• _Problem to work on_
Copy every line of the records below where the word "values" occurs.

[Recorded data]
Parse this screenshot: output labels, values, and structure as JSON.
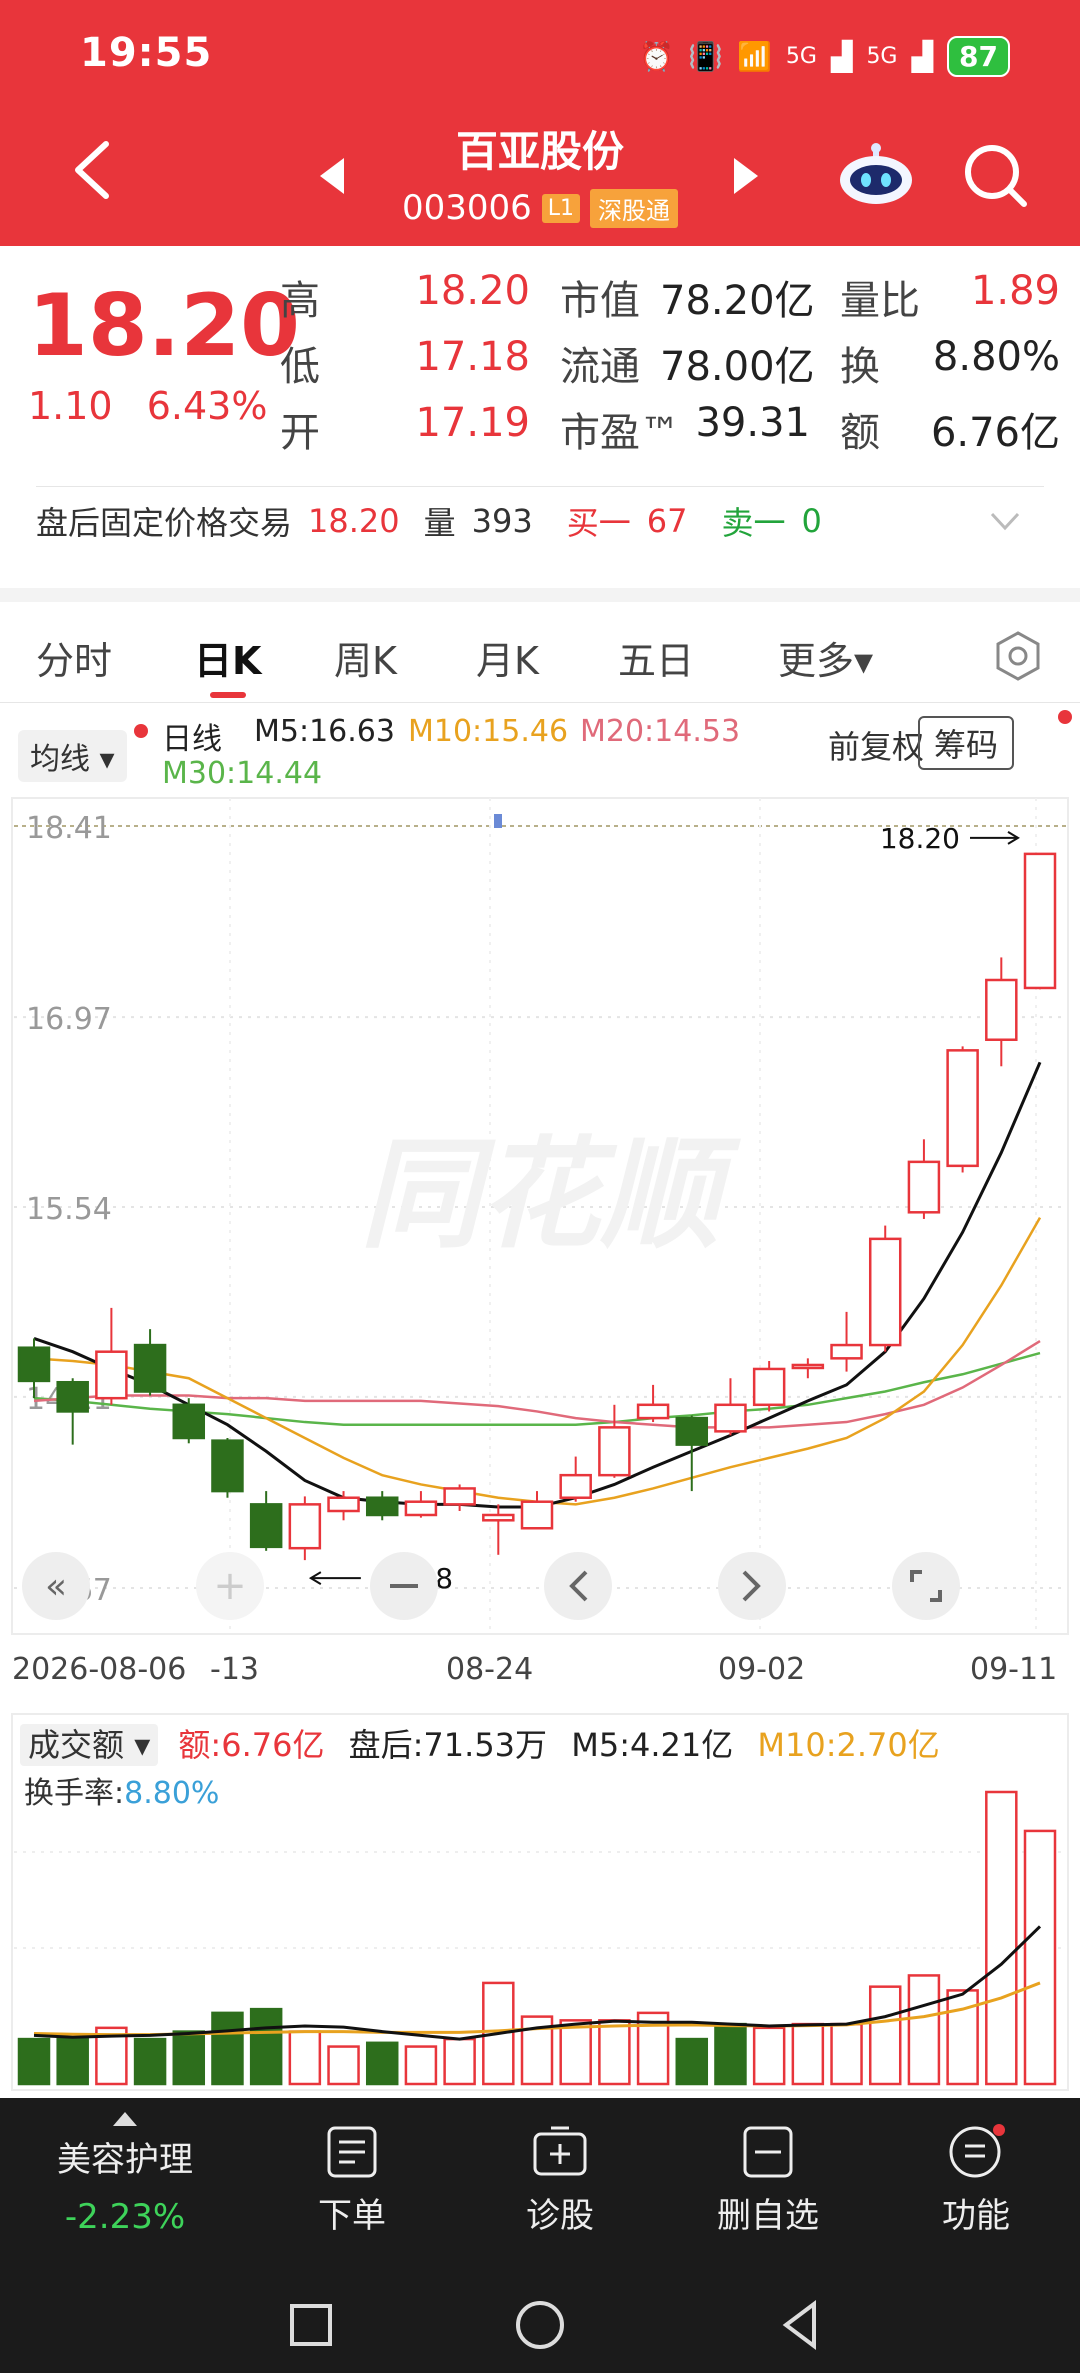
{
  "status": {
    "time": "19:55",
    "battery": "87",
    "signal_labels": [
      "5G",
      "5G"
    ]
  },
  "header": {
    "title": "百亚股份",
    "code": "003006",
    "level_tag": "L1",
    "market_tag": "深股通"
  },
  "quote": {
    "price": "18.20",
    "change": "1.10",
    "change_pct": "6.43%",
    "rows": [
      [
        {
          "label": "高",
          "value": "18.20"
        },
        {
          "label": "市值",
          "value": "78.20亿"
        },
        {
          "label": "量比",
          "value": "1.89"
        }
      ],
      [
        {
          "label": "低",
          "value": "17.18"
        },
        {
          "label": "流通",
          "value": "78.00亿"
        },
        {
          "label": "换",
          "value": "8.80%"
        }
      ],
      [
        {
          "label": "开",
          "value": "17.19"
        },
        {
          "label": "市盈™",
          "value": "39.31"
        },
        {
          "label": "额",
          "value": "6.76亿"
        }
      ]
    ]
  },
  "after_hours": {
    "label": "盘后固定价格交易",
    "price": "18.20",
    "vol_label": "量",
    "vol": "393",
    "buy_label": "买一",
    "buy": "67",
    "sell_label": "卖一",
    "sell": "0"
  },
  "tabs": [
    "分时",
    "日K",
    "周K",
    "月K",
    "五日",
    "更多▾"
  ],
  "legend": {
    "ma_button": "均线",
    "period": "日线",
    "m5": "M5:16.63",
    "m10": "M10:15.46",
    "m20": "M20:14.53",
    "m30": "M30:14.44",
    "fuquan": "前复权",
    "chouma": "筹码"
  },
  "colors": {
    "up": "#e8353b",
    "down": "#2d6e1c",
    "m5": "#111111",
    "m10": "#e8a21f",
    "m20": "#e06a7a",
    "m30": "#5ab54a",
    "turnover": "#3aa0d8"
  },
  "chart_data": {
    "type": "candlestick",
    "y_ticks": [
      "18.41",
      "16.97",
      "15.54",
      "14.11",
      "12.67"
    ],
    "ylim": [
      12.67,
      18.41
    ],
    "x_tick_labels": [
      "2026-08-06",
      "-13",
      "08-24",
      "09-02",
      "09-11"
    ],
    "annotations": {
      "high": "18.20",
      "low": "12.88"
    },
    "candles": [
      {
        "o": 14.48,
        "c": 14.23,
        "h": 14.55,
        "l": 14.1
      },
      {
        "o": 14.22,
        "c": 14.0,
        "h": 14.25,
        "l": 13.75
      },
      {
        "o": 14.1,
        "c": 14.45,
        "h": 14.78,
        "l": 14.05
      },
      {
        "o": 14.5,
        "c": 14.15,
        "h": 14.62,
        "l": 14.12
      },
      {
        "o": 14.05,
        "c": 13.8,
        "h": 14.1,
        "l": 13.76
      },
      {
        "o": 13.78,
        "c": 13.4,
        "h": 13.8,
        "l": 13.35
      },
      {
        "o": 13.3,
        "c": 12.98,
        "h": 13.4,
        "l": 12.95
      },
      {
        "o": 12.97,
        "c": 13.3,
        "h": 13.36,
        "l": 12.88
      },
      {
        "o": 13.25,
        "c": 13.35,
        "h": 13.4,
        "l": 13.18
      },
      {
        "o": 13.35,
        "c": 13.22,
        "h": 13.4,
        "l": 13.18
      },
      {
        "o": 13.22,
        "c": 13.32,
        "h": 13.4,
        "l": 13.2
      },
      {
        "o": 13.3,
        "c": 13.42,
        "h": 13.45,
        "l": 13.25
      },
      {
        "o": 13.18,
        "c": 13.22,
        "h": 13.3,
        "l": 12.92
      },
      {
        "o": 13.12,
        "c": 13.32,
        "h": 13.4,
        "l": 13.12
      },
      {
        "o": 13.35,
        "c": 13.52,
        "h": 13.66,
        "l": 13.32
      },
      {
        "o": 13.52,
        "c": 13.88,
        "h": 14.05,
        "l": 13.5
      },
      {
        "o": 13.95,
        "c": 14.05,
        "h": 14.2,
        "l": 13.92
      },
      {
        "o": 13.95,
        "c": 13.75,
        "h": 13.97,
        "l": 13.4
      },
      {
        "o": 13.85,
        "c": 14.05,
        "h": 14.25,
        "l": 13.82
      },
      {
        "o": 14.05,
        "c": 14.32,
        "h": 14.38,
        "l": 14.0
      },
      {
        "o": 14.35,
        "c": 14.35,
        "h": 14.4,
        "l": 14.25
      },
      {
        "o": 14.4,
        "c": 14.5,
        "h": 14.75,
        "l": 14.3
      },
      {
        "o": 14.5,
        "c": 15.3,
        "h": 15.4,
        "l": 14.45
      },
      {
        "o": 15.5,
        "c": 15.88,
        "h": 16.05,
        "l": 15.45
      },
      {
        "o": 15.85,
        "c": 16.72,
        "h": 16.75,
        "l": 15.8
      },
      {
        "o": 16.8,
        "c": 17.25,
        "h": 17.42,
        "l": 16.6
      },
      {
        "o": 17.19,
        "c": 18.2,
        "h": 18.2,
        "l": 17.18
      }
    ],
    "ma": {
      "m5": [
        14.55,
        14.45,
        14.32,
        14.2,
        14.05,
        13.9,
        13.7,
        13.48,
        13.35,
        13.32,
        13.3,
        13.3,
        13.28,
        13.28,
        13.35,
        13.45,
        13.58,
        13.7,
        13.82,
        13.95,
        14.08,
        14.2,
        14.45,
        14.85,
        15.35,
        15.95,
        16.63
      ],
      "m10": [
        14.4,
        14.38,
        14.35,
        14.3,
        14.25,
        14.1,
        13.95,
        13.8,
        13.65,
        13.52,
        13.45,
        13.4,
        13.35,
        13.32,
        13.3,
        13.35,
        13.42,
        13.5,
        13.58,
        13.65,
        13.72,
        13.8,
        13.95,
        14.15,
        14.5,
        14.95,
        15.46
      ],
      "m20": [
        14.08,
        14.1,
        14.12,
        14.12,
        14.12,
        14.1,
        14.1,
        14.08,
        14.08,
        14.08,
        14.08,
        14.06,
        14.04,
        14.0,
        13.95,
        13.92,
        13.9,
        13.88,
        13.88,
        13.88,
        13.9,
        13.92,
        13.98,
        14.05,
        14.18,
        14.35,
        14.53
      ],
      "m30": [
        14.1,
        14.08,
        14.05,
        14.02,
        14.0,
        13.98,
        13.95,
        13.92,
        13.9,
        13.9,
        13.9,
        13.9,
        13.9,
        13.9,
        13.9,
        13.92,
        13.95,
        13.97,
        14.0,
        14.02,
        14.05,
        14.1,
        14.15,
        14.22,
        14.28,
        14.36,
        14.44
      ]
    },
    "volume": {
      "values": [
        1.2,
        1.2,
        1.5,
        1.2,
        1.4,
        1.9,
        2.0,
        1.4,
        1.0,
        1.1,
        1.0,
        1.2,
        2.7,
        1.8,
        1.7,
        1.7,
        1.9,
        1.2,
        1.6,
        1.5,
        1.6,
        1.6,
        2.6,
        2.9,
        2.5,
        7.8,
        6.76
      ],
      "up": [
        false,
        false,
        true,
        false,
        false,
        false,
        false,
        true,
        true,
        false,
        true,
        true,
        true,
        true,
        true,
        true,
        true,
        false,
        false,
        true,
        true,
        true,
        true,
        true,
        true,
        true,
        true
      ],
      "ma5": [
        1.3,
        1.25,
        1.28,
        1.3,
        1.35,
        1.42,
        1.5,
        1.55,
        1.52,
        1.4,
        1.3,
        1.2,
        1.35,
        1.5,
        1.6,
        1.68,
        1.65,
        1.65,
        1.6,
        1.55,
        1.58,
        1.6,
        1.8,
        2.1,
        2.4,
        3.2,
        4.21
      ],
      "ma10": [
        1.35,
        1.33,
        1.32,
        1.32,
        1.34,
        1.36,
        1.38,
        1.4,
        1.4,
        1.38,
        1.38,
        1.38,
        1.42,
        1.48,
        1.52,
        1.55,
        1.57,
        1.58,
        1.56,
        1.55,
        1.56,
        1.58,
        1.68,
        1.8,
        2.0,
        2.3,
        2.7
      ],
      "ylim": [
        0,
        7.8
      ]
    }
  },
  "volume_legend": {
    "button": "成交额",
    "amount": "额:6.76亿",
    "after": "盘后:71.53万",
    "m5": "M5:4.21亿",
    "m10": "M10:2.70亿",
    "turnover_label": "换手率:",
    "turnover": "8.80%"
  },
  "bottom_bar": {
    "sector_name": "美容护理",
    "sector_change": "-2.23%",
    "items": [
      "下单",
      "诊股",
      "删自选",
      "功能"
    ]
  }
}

• _The answer_
Parse this screenshot: output labels, values, and structure as JSON.
      "values": [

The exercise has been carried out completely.